- PROBLEM REQUIREMENTS -
From the entries below, list each line with "Manage".

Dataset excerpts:
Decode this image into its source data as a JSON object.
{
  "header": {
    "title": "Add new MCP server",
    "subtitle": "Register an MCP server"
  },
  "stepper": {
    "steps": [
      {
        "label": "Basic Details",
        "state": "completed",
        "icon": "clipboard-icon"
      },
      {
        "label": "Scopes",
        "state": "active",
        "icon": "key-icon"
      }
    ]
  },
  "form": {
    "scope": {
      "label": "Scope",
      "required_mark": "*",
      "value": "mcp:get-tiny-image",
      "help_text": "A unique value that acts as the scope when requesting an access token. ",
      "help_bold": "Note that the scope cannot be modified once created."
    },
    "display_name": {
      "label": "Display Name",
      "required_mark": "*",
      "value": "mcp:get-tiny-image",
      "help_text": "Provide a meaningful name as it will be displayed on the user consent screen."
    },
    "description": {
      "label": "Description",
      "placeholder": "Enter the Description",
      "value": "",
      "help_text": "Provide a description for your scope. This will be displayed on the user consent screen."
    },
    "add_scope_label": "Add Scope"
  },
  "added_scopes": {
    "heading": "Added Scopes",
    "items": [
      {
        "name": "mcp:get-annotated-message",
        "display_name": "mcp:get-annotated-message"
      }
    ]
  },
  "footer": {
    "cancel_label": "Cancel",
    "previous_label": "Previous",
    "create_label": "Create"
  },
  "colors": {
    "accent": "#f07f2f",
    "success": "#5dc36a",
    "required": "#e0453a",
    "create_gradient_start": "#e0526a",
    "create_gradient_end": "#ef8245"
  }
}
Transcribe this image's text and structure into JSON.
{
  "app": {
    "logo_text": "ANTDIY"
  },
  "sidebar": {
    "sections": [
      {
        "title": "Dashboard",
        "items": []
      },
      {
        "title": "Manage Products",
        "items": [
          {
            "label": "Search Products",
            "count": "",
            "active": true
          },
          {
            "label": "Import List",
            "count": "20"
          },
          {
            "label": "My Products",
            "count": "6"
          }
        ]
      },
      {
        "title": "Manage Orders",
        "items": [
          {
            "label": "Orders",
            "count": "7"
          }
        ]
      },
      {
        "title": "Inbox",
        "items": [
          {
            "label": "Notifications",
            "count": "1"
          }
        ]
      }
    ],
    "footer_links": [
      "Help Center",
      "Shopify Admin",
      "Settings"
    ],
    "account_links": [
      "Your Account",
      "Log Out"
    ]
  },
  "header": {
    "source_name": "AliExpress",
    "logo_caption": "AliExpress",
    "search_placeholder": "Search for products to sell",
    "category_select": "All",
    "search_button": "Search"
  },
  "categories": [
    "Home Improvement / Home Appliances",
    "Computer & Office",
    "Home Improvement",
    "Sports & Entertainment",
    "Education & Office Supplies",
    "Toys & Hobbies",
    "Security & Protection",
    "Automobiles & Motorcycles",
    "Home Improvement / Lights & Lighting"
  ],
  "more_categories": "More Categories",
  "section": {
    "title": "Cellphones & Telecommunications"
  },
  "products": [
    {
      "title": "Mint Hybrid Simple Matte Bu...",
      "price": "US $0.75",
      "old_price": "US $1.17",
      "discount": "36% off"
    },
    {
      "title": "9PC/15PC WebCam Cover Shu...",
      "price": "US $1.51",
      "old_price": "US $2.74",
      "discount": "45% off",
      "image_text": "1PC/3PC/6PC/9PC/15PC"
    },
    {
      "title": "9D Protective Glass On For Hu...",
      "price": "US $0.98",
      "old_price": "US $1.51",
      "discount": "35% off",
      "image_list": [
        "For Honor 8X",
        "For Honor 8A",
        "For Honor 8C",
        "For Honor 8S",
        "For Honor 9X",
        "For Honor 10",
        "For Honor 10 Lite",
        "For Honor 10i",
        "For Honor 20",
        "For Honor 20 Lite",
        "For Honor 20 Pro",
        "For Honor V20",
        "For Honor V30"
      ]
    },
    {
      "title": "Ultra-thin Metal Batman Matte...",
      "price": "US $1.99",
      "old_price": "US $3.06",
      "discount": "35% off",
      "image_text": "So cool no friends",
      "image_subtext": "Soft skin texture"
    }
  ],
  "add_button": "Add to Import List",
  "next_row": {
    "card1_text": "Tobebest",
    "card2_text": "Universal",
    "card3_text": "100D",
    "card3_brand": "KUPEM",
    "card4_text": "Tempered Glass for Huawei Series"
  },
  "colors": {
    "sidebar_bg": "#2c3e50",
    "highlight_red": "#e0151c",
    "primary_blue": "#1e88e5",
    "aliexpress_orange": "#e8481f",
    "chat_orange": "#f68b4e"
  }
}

- RESULT OF THIS TASK -
        "title": "Manage Products",
        "title": "Manage Orders",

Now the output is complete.